> Brief
Word for word, restate all the records; images are not part of the copy.

Interface dataset entries:
******************************

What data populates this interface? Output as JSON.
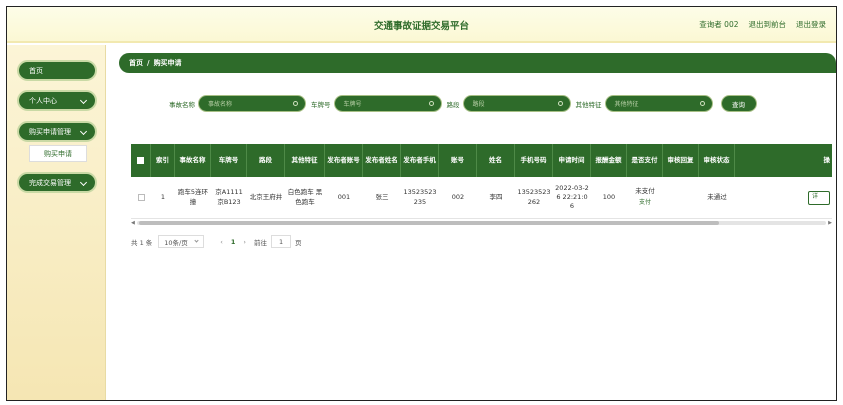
{
  "header": {
    "title": "交通事故证据交易平台",
    "user": "查询者 002",
    "back_label": "退出到前台",
    "logout_label": "退出登录"
  },
  "sidebar": {
    "items": [
      {
        "label": "首页"
      },
      {
        "label": "个人中心"
      },
      {
        "label": "购买申请管理"
      },
      {
        "label": "完成交易管理"
      }
    ],
    "sub_item": "购买申请"
  },
  "breadcrumb": {
    "home": "首页",
    "sep": "/",
    "current": "购买申请"
  },
  "search": {
    "fields": [
      {
        "label": "事故名称",
        "placeholder": "事故名称"
      },
      {
        "label": "车牌号",
        "placeholder": "车牌号"
      },
      {
        "label": "路段",
        "placeholder": "路段"
      },
      {
        "label": "其他特征",
        "placeholder": "其他特征"
      }
    ],
    "button": "查询"
  },
  "table": {
    "headers": [
      "索引",
      "事故名称",
      "车牌号",
      "路段",
      "其他特征",
      "发布者账号",
      "发布者姓名",
      "发布者手机",
      "账号",
      "姓名",
      "手机号码",
      "申请时间",
      "报酬金额",
      "是否支付",
      "审核回复",
      "审核状态",
      "操"
    ],
    "row": {
      "index": "1",
      "accident": "跑车5连环撞",
      "plate": "京A1111 京B123",
      "road": "北京王府井",
      "features": "白色跑车 黑色跑车",
      "pub_account": "001",
      "pub_name": "张三",
      "pub_phone": "13523523235",
      "account": "002",
      "name": "李四",
      "phone": "13523523262",
      "apply_time": "2022-03-26 22:21:06",
      "amount": "100",
      "paid": "未支付",
      "pay_link": "支付",
      "reply": "",
      "status": "未通过",
      "action": "详"
    }
  },
  "pagination": {
    "total": "共 1 条",
    "page_size": "10条/页",
    "prev": "‹",
    "current": "1",
    "next": "›",
    "goto_label": "前往",
    "goto_value": "1",
    "page_unit": "页"
  }
}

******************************

> Task output
What data populates this interface? Output as JSON.
{
  "header": {
    "title": "交通事故证据交易平台",
    "user": "查询者 002",
    "back_label": "退出到前台",
    "logout_label": "退出登录"
  },
  "sidebar": {
    "items": [
      {
        "label": "首页"
      },
      {
        "label": "个人中心"
      },
      {
        "label": "购买申请管理"
      },
      {
        "label": "完成交易管理"
      }
    ],
    "sub_item": "购买申请"
  },
  "breadcrumb": {
    "home": "首页",
    "sep": "/",
    "current": "购买申请"
  },
  "search": {
    "fields": [
      {
        "label": "事故名称",
        "placeholder": "事故名称"
      },
      {
        "label": "车牌号",
        "placeholder": "车牌号"
      },
      {
        "label": "路段",
        "placeholder": "路段"
      },
      {
        "label": "其他特征",
        "placeholder": "其他特征"
      }
    ],
    "button": "查询"
  },
  "table": {
    "headers": [
      "索引",
      "事故名称",
      "车牌号",
      "路段",
      "其他特征",
      "发布者账号",
      "发布者姓名",
      "发布者手机",
      "账号",
      "姓名",
      "手机号码",
      "申请时间",
      "报酬金额",
      "是否支付",
      "审核回复",
      "审核状态",
      "操"
    ],
    "row": {
      "index": "1",
      "accident": "跑车5连环撞",
      "plate": "京A1111 京B123",
      "road": "北京王府井",
      "features": "白色跑车 黑色跑车",
      "pub_account": "001",
      "pub_name": "张三",
      "pub_phone": "13523523235",
      "account": "002",
      "name": "李四",
      "phone": "13523523262",
      "apply_time": "2022-03-26 22:21:06",
      "amount": "100",
      "paid": "未支付",
      "pay_link": "支付",
      "reply": "",
      "status": "未通过",
      "action": "详"
    }
  },
  "pagination": {
    "total": "共 1 条",
    "page_size": "10条/页",
    "prev": "‹",
    "current": "1",
    "next": "›",
    "goto_label": "前往",
    "goto_value": "1",
    "page_unit": "页"
  }
}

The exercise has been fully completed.